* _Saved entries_

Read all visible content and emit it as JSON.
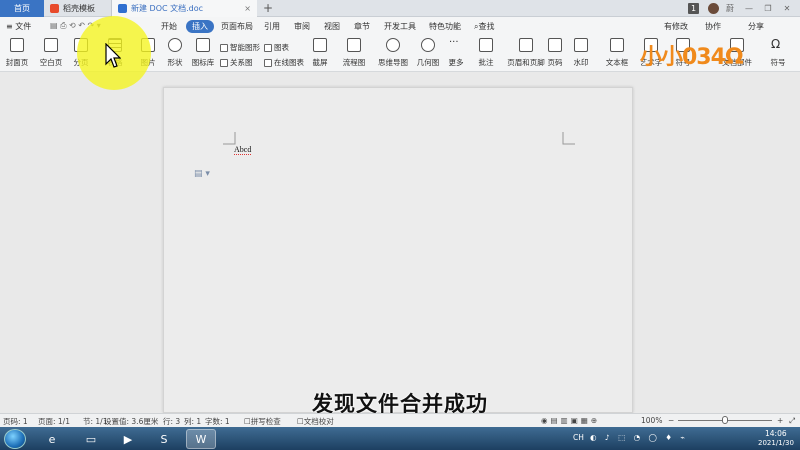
{
  "tabs": {
    "home": "首页",
    "template": "稻壳模板",
    "doc": "新建 DOC 文档.doc",
    "badge": "1",
    "user": "蔚"
  },
  "menu": {
    "file": "≡ 文件",
    "items": [
      "开始",
      "插入",
      "页面布局",
      "引用",
      "审阅",
      "视图",
      "章节",
      "开发工具",
      "特色功能"
    ],
    "search": "查找",
    "right": [
      "有修改",
      "协作",
      "分享"
    ]
  },
  "ribbon": {
    "large": [
      "封面页",
      "空白页",
      "分页",
      "表格",
      "图片",
      "形状",
      "图标库"
    ],
    "small_top": [
      "智能图形",
      "图表"
    ],
    "small_bottom": [
      "关系图",
      "在线图表"
    ],
    "large2": [
      "截屏",
      "流程图",
      "思维导图",
      "几何图",
      "更多",
      "批注",
      "页眉和页脚",
      "页码",
      "水印",
      "文本框",
      "艺术字",
      "符号",
      "文档部件",
      "符号"
    ]
  },
  "watermark": "小小034Ω",
  "document": {
    "text": "Abcd"
  },
  "subtitle": "发现文件合并成功",
  "status": {
    "page": "页码: 1",
    "pages": "页面: 1/1",
    "section": "节: 1/1",
    "position": "设置值: 3.6厘米",
    "line": "行: 3",
    "col": "列: 1",
    "words": "字数: 1",
    "spell": "拼写检查",
    "proof": "文档校对",
    "zoom": "100%"
  },
  "taskbar": {
    "ime": "CH",
    "time": "14:06",
    "date": "2021/1/30"
  },
  "colors": {
    "accent": "#3a74c4",
    "highlight": "#f5f51e",
    "watermark_orange": "#f08a1c",
    "watermark_blue": "#4aa3df"
  }
}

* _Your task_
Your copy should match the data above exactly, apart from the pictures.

* _Exercise result_
Read all visible content and emit it as JSON.
{
  "tabs": {
    "home": "首页",
    "template": "稻壳模板",
    "doc": "新建 DOC 文档.doc",
    "badge": "1",
    "user": "蔚"
  },
  "menu": {
    "file": "≡ 文件",
    "items": [
      "开始",
      "插入",
      "页面布局",
      "引用",
      "审阅",
      "视图",
      "章节",
      "开发工具",
      "特色功能"
    ],
    "search": "查找",
    "right": [
      "有修改",
      "协作",
      "分享"
    ]
  },
  "ribbon": {
    "large": [
      "封面页",
      "空白页",
      "分页",
      "表格",
      "图片",
      "形状",
      "图标库"
    ],
    "small_top": [
      "智能图形",
      "图表"
    ],
    "small_bottom": [
      "关系图",
      "在线图表"
    ],
    "large2": [
      "截屏",
      "流程图",
      "思维导图",
      "几何图",
      "更多",
      "批注",
      "页眉和页脚",
      "页码",
      "水印",
      "文本框",
      "艺术字",
      "符号",
      "文档部件",
      "符号"
    ]
  },
  "watermark": "小小034Ω",
  "document": {
    "text": "Abcd"
  },
  "subtitle": "发现文件合并成功",
  "status": {
    "page": "页码: 1",
    "pages": "页面: 1/1",
    "section": "节: 1/1",
    "position": "设置值: 3.6厘米",
    "line": "行: 3",
    "col": "列: 1",
    "words": "字数: 1",
    "spell": "拼写检查",
    "proof": "文档校对",
    "zoom": "100%"
  },
  "taskbar": {
    "ime": "CH",
    "time": "14:06",
    "date": "2021/1/30"
  },
  "colors": {
    "accent": "#3a74c4",
    "highlight": "#f5f51e",
    "watermark_orange": "#f08a1c",
    "watermark_blue": "#4aa3df"
  }
}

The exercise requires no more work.